Server Fault is a question and answer site for system and network administrators. It's 100% free, no registration required.

Sign up
Here's how it works:
  1. Anybody can ask a question
  2. Anybody can answer
  3. The best answers are voted up and rise to the top

I've had some serious spam issues with my local postfix installation, until I found out that there was a postfix user wich was allowed to relay mails (I still don't know why this was possible in the first place, as relaying was closed for the whole server)..

I disallowed submitting mails for this user.

Anyway, my problem now is to figure out the IP address which still tries to connect to my server and to relay mails.

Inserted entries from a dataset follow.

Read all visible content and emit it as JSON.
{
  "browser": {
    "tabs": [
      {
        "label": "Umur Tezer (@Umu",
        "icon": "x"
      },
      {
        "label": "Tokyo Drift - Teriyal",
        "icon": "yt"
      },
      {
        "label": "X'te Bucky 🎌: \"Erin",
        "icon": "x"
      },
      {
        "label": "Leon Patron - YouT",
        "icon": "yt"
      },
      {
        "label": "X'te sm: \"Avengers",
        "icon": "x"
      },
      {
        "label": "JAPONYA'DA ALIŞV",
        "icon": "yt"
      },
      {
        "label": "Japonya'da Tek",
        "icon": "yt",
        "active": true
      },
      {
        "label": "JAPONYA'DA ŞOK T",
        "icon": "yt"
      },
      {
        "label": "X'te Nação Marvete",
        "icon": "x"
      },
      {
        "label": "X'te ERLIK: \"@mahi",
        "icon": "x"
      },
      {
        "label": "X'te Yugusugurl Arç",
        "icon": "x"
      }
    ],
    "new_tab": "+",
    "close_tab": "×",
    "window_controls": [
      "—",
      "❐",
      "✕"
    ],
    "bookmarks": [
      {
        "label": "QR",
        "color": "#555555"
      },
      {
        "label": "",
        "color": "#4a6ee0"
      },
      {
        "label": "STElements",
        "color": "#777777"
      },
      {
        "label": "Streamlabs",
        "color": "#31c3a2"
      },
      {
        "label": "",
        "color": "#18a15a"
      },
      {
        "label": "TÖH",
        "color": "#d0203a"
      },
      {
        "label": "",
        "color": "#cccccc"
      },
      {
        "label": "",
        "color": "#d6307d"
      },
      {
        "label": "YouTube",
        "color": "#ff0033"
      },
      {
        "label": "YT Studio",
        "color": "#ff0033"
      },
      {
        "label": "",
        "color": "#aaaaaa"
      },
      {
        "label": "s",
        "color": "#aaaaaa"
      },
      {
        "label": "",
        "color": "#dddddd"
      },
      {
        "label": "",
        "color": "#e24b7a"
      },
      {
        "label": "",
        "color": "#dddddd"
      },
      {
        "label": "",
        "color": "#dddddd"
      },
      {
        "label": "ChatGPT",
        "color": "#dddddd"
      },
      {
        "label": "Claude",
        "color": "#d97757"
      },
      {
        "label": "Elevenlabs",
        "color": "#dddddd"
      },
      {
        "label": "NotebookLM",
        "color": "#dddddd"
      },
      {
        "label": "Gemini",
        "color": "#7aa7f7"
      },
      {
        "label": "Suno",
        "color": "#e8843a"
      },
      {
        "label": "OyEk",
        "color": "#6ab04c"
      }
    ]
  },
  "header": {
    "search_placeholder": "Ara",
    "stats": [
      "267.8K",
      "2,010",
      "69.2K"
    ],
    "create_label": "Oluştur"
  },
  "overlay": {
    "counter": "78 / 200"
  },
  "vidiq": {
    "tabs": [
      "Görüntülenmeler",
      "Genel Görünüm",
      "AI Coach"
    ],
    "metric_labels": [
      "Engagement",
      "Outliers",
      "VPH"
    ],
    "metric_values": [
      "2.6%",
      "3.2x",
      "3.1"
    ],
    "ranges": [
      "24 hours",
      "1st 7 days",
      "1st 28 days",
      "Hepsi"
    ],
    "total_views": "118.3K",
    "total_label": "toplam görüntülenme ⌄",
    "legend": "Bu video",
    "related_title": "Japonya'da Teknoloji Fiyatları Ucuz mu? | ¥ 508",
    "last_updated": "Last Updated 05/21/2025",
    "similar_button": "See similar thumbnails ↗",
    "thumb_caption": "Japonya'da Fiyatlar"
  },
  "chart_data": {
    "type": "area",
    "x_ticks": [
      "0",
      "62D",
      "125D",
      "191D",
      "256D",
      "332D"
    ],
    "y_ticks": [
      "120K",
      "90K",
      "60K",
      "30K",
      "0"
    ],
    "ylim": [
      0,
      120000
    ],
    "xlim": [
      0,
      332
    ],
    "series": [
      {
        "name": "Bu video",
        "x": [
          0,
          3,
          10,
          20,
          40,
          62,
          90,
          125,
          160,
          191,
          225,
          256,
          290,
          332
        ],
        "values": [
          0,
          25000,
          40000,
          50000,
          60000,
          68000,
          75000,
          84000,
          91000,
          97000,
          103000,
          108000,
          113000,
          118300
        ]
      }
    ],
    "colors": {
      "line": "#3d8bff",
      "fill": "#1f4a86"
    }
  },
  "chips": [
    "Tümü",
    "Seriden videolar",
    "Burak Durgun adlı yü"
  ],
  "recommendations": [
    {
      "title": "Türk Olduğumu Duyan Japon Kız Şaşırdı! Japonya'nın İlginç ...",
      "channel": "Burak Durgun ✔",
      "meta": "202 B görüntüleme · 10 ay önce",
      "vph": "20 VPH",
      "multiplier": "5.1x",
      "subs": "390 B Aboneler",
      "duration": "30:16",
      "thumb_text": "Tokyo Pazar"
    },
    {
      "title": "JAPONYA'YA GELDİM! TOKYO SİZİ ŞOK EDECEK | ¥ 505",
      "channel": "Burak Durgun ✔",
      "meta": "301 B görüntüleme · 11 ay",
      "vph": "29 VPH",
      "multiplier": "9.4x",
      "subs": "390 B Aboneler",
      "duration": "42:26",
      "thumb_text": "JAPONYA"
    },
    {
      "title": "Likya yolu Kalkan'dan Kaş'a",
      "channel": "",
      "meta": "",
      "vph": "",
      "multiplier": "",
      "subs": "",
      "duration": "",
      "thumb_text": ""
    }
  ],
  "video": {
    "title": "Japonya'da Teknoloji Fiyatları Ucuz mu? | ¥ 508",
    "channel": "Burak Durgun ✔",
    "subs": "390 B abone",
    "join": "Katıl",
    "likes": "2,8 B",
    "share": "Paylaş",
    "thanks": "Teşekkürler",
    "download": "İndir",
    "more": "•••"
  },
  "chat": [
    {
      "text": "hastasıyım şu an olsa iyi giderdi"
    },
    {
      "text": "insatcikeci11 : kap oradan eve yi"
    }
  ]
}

The log ( and mail.err) shows this:

Jan 5 15:16:29 mailservername postfix/sendmail[9907]: fatal: User username(12345) is not allowed to submit mail

But it doesn't log an IP address anywhere.

Can someone tell me how to log that IP address?

Oh and if someone has an idea why a single user can relay mails despite the fact that relaying is closed, I'd be very grateful, too :)

Thanks in advance and best, Julian

share|improve this question
Have you looked for instructions about this in the postfix documentation? – Andrew Schulman Jan 5 '14 at 14:49
Sure, but couldn't find anything specific. Do you have a link to a certain section or anything else for me? :-\ – Julian Jan 5 '14 at 15:31
Maybe it's a local user/script which trys to send mails. When sending mail (ex. with local mail command) your logfile doesn't include an ip address. – deagh Jan 5 '14 at 17:22
Thanks! But is there any way to find out which script may cause this trouble? – Julian Jan 5 '14 at 19:11
up vote 0 down vote accepted

This is a local mail submission, as evident by the "sendmail" part of the log message. Unlike an incoming network connection (which would contain "smtpd" as the logging subsystem), there is no way for postfix to determine - reliably - which IP initiated the request.

An educated guess would be that the server in question is used for hosting web applications, and one of these contains a script that is vulnerable to spamming. In this case, identify which virtual host runs as user "username" with UID 12345, and correlate it's access logs with the Postfix logs. This will show you which IP initiated the malicious request.

The real fix, in this case, would be to fix the script that can be misused for spamming, of course.

share|improve this answer
Thanks, Stefan! You're right, there are hosted websites. I took down the relevant customer website as it was hacked (joomla..). BUT: Theres no script left accessible by the relevant user but the log files keep getting filled with the messages I posted above. How could that be possible? – Julian Jan 6 '14 at 13:26
If the message still appears, then there is at least one script left. Or perhaps it's more than one hosted site. Did you try a find /path/to/webroot -type f -uid 12345, replacing paths/uid as necessary? – Stefan Förster Jan 6 '14 at 13:47
It's nothing left :-/ The result is empty. And this user only has access to that one directory. The message still appears, though. Do you have any ideas left? Thanks for helping! Edit: Damn! Found one.. disguised well.. thanks!! – Julian Jan 6 '14 at 13:57

Your Answer


By posting your answer, you agree to the privacy policy and terms of service.

Not the answer you're looking for? Browse other questions tagged or ask your own question.